Using ATP as an Energy Source
Two prominent questions remain with regard to the use of ATP as an energy source. Exactly how much free energy is released with the hydrolysis of ATP? Also, how is that free energy used to do cellular work? The calculated ∆G for the hydrolysis of one mole of ATP into ADP and Pi is −7.3 kcal/mole (−30.5 kJ/mol). Since this calculation is true under standard conditions, we would expect that a different value exists under cellular conditions. In fact, the ∆G for the hydrolysis of one mole of ATP in a living cell is almost double the value at standard conditions: –14 kcal/mol (−57 kJ/mol).

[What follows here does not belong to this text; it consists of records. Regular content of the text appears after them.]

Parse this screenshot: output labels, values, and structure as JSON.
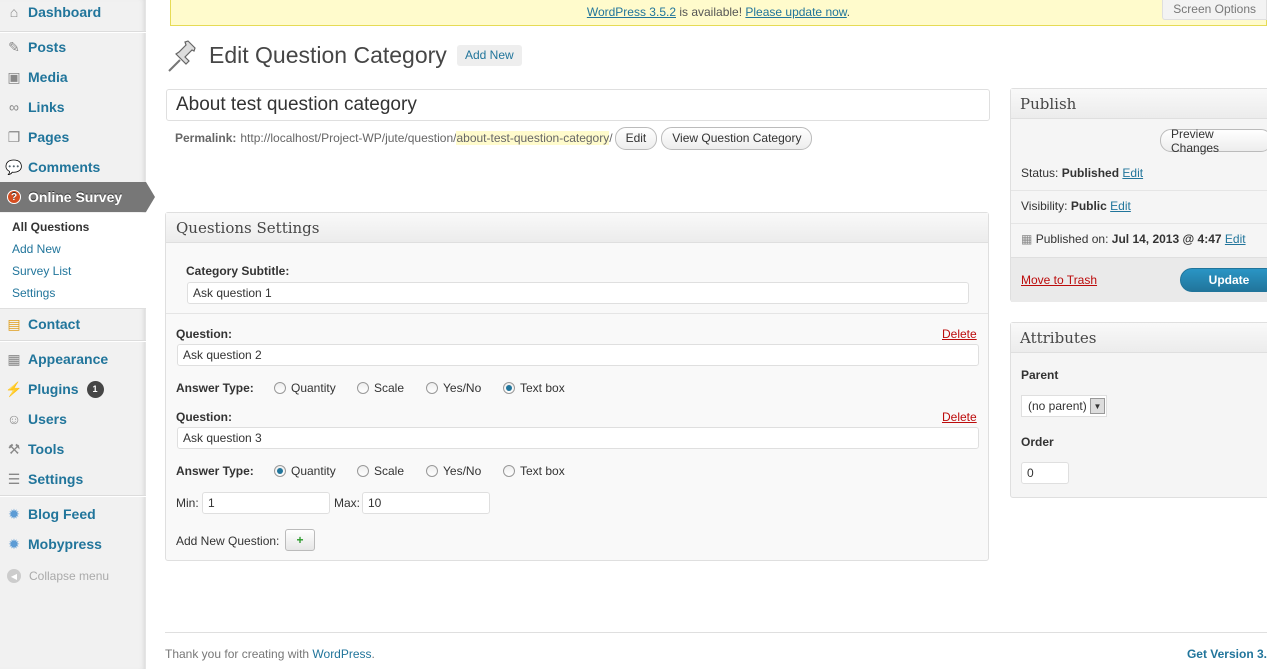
{
  "sidebar": {
    "items": [
      {
        "key": "dashboard",
        "label": "Dashboard",
        "icon": "dashboard-icon"
      },
      {
        "key": "posts",
        "label": "Posts",
        "icon": "pushpin-icon"
      },
      {
        "key": "media",
        "label": "Media",
        "icon": "media-icon"
      },
      {
        "key": "links",
        "label": "Links",
        "icon": "link-icon"
      },
      {
        "key": "pages",
        "label": "Pages",
        "icon": "pages-icon"
      },
      {
        "key": "comments",
        "label": "Comments",
        "icon": "comment-icon"
      },
      {
        "key": "survey",
        "label": "Online Survey",
        "icon": "survey-icon"
      },
      {
        "key": "contact",
        "label": "Contact",
        "icon": "contact-icon"
      },
      {
        "key": "appearance",
        "label": "Appearance",
        "icon": "appearance-icon"
      },
      {
        "key": "plugins",
        "label": "Plugins",
        "icon": "plugin-icon",
        "badge": "1"
      },
      {
        "key": "users",
        "label": "Users",
        "icon": "users-icon"
      },
      {
        "key": "tools",
        "label": "Tools",
        "icon": "tools-icon"
      },
      {
        "key": "settings",
        "label": "Settings",
        "icon": "settings-icon"
      },
      {
        "key": "blogfeed",
        "label": "Blog Feed",
        "icon": "gear-icon"
      },
      {
        "key": "mobypress",
        "label": "Mobypress",
        "icon": "gear-icon"
      }
    ],
    "submenu": [
      "All Questions",
      "Add New",
      "Survey List",
      "Settings"
    ],
    "collapse_label": "Collapse menu"
  },
  "notice": {
    "version_link": "WordPress 3.5.2",
    "middle": " is available! ",
    "update_link": "Please update now",
    "end": "."
  },
  "screen_options": "Screen Options",
  "header": {
    "title": "Edit Question Category",
    "add_new": "Add New"
  },
  "post_title": "About test question category",
  "permalink": {
    "label": "Permalink:",
    "base": "http://localhost/Project-WP/jute/question/",
    "slug": "about-test-question-category",
    "trailing": "/",
    "edit_button": "Edit",
    "view_button": "View Question Category"
  },
  "questions_box": {
    "title": "Questions Settings",
    "subtitle_label": "Category Subtitle:",
    "subtitle_value": "Ask question 1",
    "question_label": "Question:",
    "delete_label": "Delete",
    "answer_type_label": "Answer Type:",
    "answer_types": [
      "Quantity",
      "Scale",
      "Yes/No",
      "Text box"
    ],
    "questions": [
      {
        "value": "Ask question 2",
        "selected": "Text box"
      },
      {
        "value": "Ask question 3",
        "selected": "Quantity"
      }
    ],
    "min_label": "Min:",
    "min_value": "1",
    "max_label": "Max:",
    "max_value": "10",
    "add_new_label": "Add New Question:",
    "add_button": "+"
  },
  "publish": {
    "title": "Publish",
    "preview_button": "Preview Changes",
    "status_label": "Status:",
    "status_value": "Published",
    "visibility_label": "Visibility:",
    "visibility_value": "Public",
    "published_label": "Published on:",
    "published_value": "Jul 14, 2013 @ 4:47",
    "edit_link": "Edit",
    "trash_link": "Move to Trash",
    "update_button": "Update"
  },
  "attributes": {
    "title": "Attributes",
    "parent_label": "Parent",
    "parent_value": "(no parent)",
    "order_label": "Order",
    "order_value": "0"
  },
  "footer": {
    "thanks": "Thank you for creating with ",
    "wp_link": "WordPress",
    "dot": ".",
    "get_version": "Get Version 3."
  },
  "colors": {
    "link": "#21759b",
    "danger": "#bc0b0b",
    "active_menu": "#777777",
    "notice_bg": "#fffbcc"
  }
}
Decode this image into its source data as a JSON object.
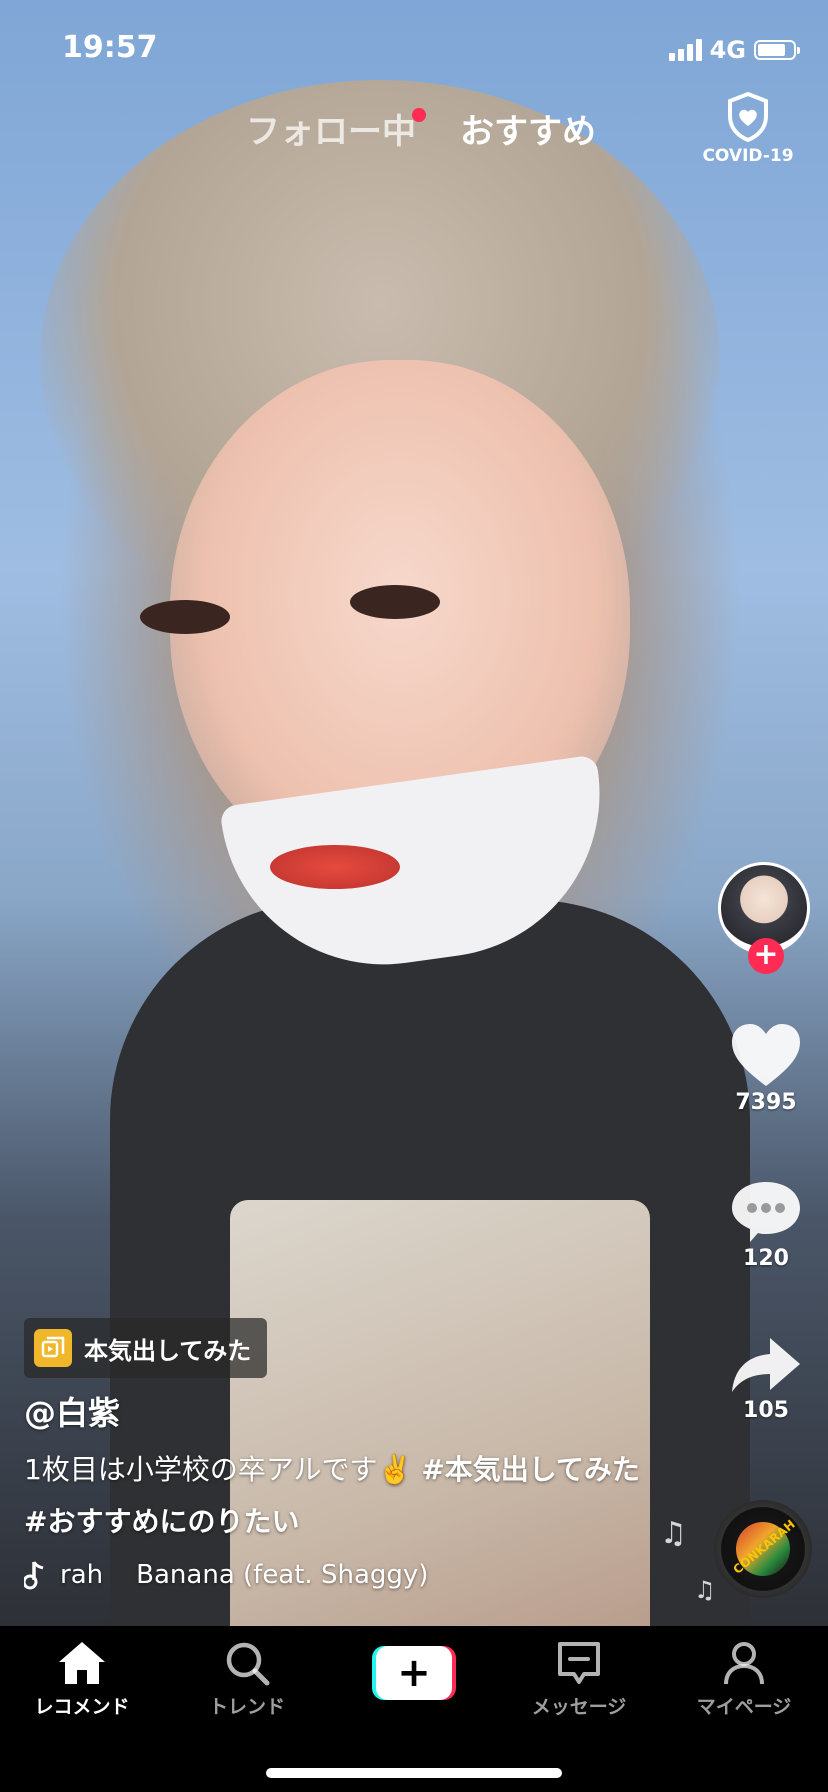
{
  "status_bar": {
    "time": "19:57",
    "network": "4G"
  },
  "top_tabs": {
    "following": "フォロー中",
    "recommended": "おすすめ"
  },
  "covid": {
    "label": "COVID-19"
  },
  "rail": {
    "likes": "7395",
    "comments": "120",
    "shares": "105",
    "follow_label": "+"
  },
  "disc": {
    "label": "CONKARAH"
  },
  "playlist": {
    "label": "本気出してみた"
  },
  "post": {
    "username": "@白紫",
    "caption_text": "1枚目は小学校の卒アルです✌️ ",
    "hashtag_1": "#本気出してみた",
    "hashtag_2": " #おすすめにのりたい",
    "music": "rah    Banana (feat. Shaggy)"
  },
  "bottom_nav": {
    "home": "レコメンド",
    "discover": "トレンド",
    "create": "+",
    "inbox": "メッセージ",
    "profile": "マイページ"
  },
  "colors": {
    "accent_red": "#fe2c55",
    "accent_cyan": "#25f4ee",
    "playlist_icon": "#f1b72a"
  },
  "icons": [
    "home-icon",
    "search-icon",
    "create-icon",
    "message-icon",
    "profile-icon",
    "heart-icon",
    "comment-icon",
    "share-icon",
    "shield-icon",
    "music-note-icon"
  ]
}
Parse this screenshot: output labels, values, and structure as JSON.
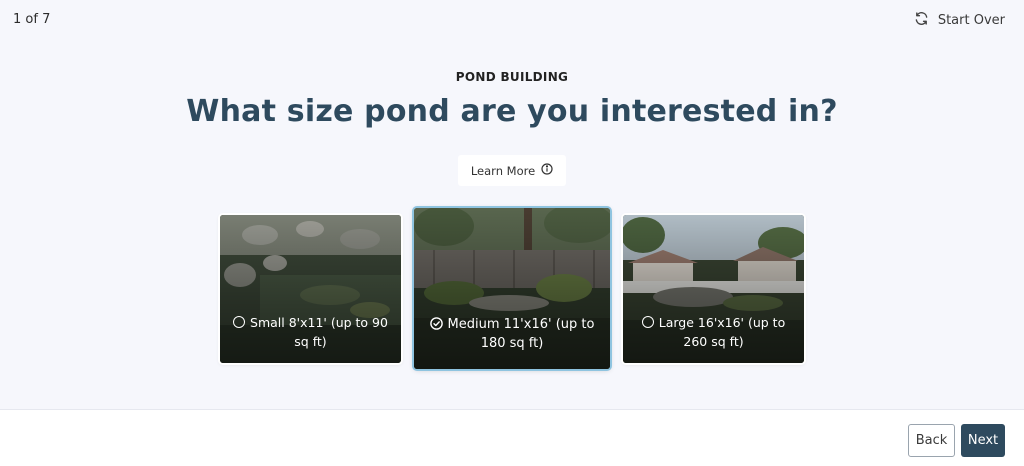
{
  "header": {
    "step_counter": "1 of 7",
    "start_over_label": "Start Over"
  },
  "question": {
    "eyebrow": "POND BUILDING",
    "title": "What size pond are you interested in?",
    "learn_more_label": "Learn More"
  },
  "options": [
    {
      "label": "Small 8'x11' (up to 90 sq ft)",
      "selected": false
    },
    {
      "label": "Medium 11'x16' (up to 180 sq ft)",
      "selected": true
    },
    {
      "label": "Large 16'x16' (up to 260 sq ft)",
      "selected": false
    }
  ],
  "footer": {
    "back_label": "Back",
    "next_label": "Next"
  },
  "colors": {
    "accent": "#2e4a5e",
    "background": "#f6f7fc",
    "selected_border": "#8fc4e0"
  }
}
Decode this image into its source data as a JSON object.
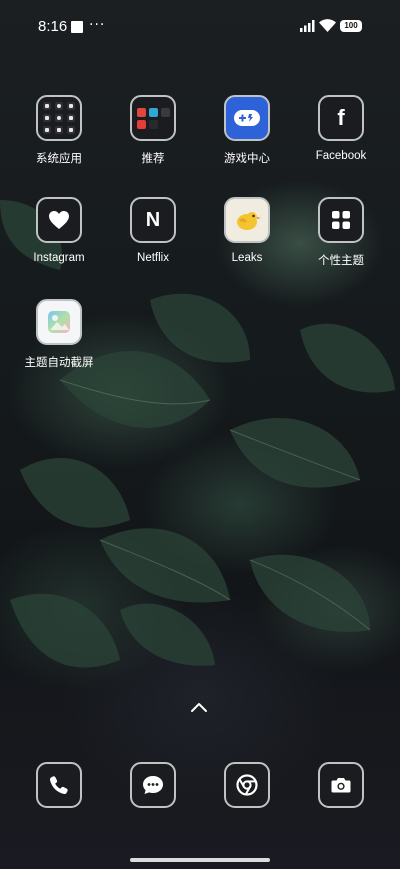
{
  "status_bar": {
    "time": "8:16",
    "more_indicator": "···",
    "battery": "100"
  },
  "apps": [
    {
      "label": "系统应用",
      "icon": "folder-system-apps-icon"
    },
    {
      "label": "推荐",
      "icon": "folder-recommended-icon"
    },
    {
      "label": "游戏中心",
      "icon": "game-controller-icon"
    },
    {
      "label": "Facebook",
      "icon": "facebook-icon"
    },
    {
      "label": "Instagram",
      "icon": "heart-icon"
    },
    {
      "label": "Netflix",
      "icon": "netflix-n-icon"
    },
    {
      "label": "Leaks",
      "icon": "bird-icon"
    },
    {
      "label": "个性主题",
      "icon": "four-squares-icon"
    },
    {
      "label": "主题自动截屏",
      "icon": "photo-icon"
    }
  ],
  "icon_glyphs": {
    "facebook": "f",
    "netflix": "N"
  },
  "dock": [
    {
      "name": "phone",
      "icon": "phone-icon"
    },
    {
      "name": "messages",
      "icon": "message-bubble-icon"
    },
    {
      "name": "browser",
      "icon": "chrome-icon"
    },
    {
      "name": "camera",
      "icon": "camera-icon"
    }
  ],
  "colors": {
    "icon_border": "#bfc3c4",
    "icon_bg": "#1b1c1f",
    "game_blue": "#3a7ff0",
    "bird_yellow": "#f4c430"
  }
}
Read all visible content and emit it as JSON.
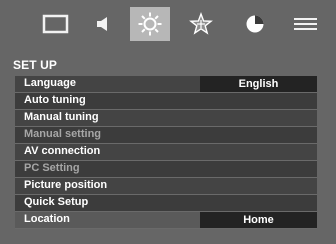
{
  "icons": {
    "tab_1": "display-icon",
    "tab_2": "speaker-icon",
    "tab_3": "setup-gear-icon",
    "tab_4": "features-star-icon",
    "tab_5": "timer-clock-icon",
    "tab_6": "menu-lines-icon"
  },
  "section": {
    "title": "SET UP"
  },
  "menu": {
    "items": [
      {
        "label": "Language",
        "value": "English"
      },
      {
        "label": "Auto tuning"
      },
      {
        "label": "Manual tuning"
      },
      {
        "label": "Manual setting"
      },
      {
        "label": "AV connection"
      },
      {
        "label": "PC Setting"
      },
      {
        "label": "Picture position"
      },
      {
        "label": "Quick Setup"
      },
      {
        "label": "Location",
        "value": "Home"
      }
    ]
  },
  "colors": {
    "background": "#666666",
    "selected_tab": "#b7b7b7",
    "value_box": "#232323",
    "disabled_text": "#a6a6a6"
  }
}
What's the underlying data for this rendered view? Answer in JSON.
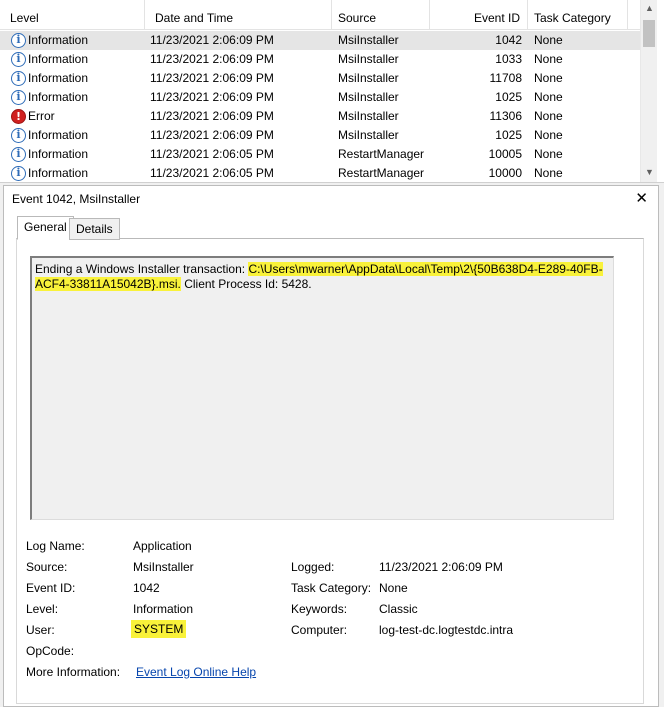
{
  "list": {
    "columns": {
      "level": "Level",
      "datetime": "Date and Time",
      "source": "Source",
      "event_id": "Event ID",
      "task_category": "Task Category"
    },
    "rows": [
      {
        "level": "Information",
        "icon": "info-icon",
        "datetime": "11/23/2021 2:06:09 PM",
        "source": "MsiInstaller",
        "event_id": "1042",
        "task_category": "None",
        "selected": true
      },
      {
        "level": "Information",
        "icon": "info-icon",
        "datetime": "11/23/2021 2:06:09 PM",
        "source": "MsiInstaller",
        "event_id": "1033",
        "task_category": "None"
      },
      {
        "level": "Information",
        "icon": "info-icon",
        "datetime": "11/23/2021 2:06:09 PM",
        "source": "MsiInstaller",
        "event_id": "11708",
        "task_category": "None"
      },
      {
        "level": "Information",
        "icon": "info-icon",
        "datetime": "11/23/2021 2:06:09 PM",
        "source": "MsiInstaller",
        "event_id": "1025",
        "task_category": "None"
      },
      {
        "level": "Error",
        "icon": "error-icon",
        "datetime": "11/23/2021 2:06:09 PM",
        "source": "MsiInstaller",
        "event_id": "11306",
        "task_category": "None"
      },
      {
        "level": "Information",
        "icon": "info-icon",
        "datetime": "11/23/2021 2:06:09 PM",
        "source": "MsiInstaller",
        "event_id": "1025",
        "task_category": "None"
      },
      {
        "level": "Information",
        "icon": "info-icon",
        "datetime": "11/23/2021 2:06:05 PM",
        "source": "RestartManager",
        "event_id": "10005",
        "task_category": "None"
      },
      {
        "level": "Information",
        "icon": "info-icon",
        "datetime": "11/23/2021 2:06:05 PM",
        "source": "RestartManager",
        "event_id": "10000",
        "task_category": "None"
      }
    ]
  },
  "detail": {
    "title": "Event 1042, MsiInstaller",
    "close": "✕",
    "tabs": {
      "general": "General",
      "details": "Details"
    },
    "message": {
      "prefix": "Ending a Windows Installer transaction: ",
      "path_line1": "C:\\Users\\mwarner\\AppData\\Local\\Temp\\2\\{50B638D4-E289-40FB-",
      "path_line2": "ACF4-33811A15042B}.msi.",
      "suffix": " Client Process Id: 5428."
    },
    "fields": {
      "log_name_label": "Log Name:",
      "log_name": "Application",
      "source_label": "Source:",
      "source": "MsiInstaller",
      "logged_label": "Logged:",
      "logged": "11/23/2021 2:06:09 PM",
      "event_id_label": "Event ID:",
      "event_id": "1042",
      "task_category_label": "Task Category:",
      "task_category": "None",
      "level_label": "Level:",
      "level": "Information",
      "keywords_label": "Keywords:",
      "keywords": "Classic",
      "user_label": "User:",
      "user": "SYSTEM",
      "computer_label": "Computer:",
      "computer": "log-test-dc.logtestdc.intra",
      "opcode_label": "OpCode:",
      "opcode": "",
      "more_info_label": "More Information:",
      "more_info_link": "Event Log Online Help"
    }
  },
  "colors": {
    "highlight": "#f9f23a",
    "link": "#0645ad",
    "selected_row": "#e5e5e5"
  }
}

ATP is a highly unstable molecule. Unless quickly used to perform work, ATP spontaneously dissociates into ADP + Pi. As a result, the free energy released during this process is lost as heat. The second question posed above, that is, how the energy released by ATP hydrolysis is used to perform work inside the cell, depends on a strategy we refer to as energy coupling.
Energy Coupling Example: Sodium-Potassium Pump
Cells couple the exergonic reaction of ATP hydrolysis with endergonic reactions, allowing them to proceed. One example of energy coupling using ATP involves a transmembrane ion pump that is extremely important for cellular function. This sodium-potassium pump (Na+/K+ pump) drives sodium out of the cell and potassium into the cell (see image below).
A large percentage of a cell’s ATP is spent powering this pump. This is because cellular processes bring a great deal of sodium into the cell and potassium out of the cell. The pump works constantly to stabilize cellular concentrations of sodium and potassium.
In order for the pump to turn one cycle (exporting three Na+ ions and importing two K+ ions), one molecule of ATP must be hydrolyzed. When ATP is hydrolyzed, its gamma phosphate doesn’t simply float away. But it is actually transferred onto the pump protein. Scientists refer to this process of a phosphate group binding to a molecule as phosphorylation.
As with most cases of ATP hydrolysis, a phosphate from ATP is transferred onto another molecule. In a phosphorylated state, the Na+/K+ pump has more free energy. As a result, it is triggered to undergo a conformational change. In fact, this change allows it to release Na+ to the outside of the cell. Then it binds extracellular K+, which, through another conformational change, causes the phosphate to detach from the pump. See this lesson to remind yourself about the Na+/K+ pump.
This release of phosphate triggers the K+ to be released to the inside of the cell. Essentially, the energy released from the hydrolysis of ATP is coupled with the energy required to power the pump and transport Na+ and K+ ions. ATP performs cellular work using this basic form of energy coupling through phosphorylation.
Energy Coupling Example: Glycolysis
Often during cellular metabolic reactions, such as the synthesis and breakdown of nutrients, certain molecules must be altered slightly in their conformation to become substrates for the next step in the reaction series. One example is during the very first steps of cellular respiration, when a molecule of the sugar glucose is broken down in the process of glycolysis.
In the first step of this process, ATP is required for the phosphorylation of glucose. This process creates a high-energy but unstable intermediate. This phosphorylation reaction powers a conformational change that allows the phosphorylated glucose molecule to be converted to the phosphorylated sugar fructose.
Fructose is a necessary intermediate for glycolysis to move forward. Here, the exergonic reaction of ATP hydrolysis is coupled with the endergonic reaction of converting glucose into a phosphorylated intermediate in the pathway. Once again, the energy released by breaking a phosphate bond within ATP was used for the phosphorylation of another molecule, creating an unstable intermediate and powering an important conformational change.
Video: Overview of Glycolysis
This interactive animation by NDSU VCell Production describes the ATP-producing glycolysis process.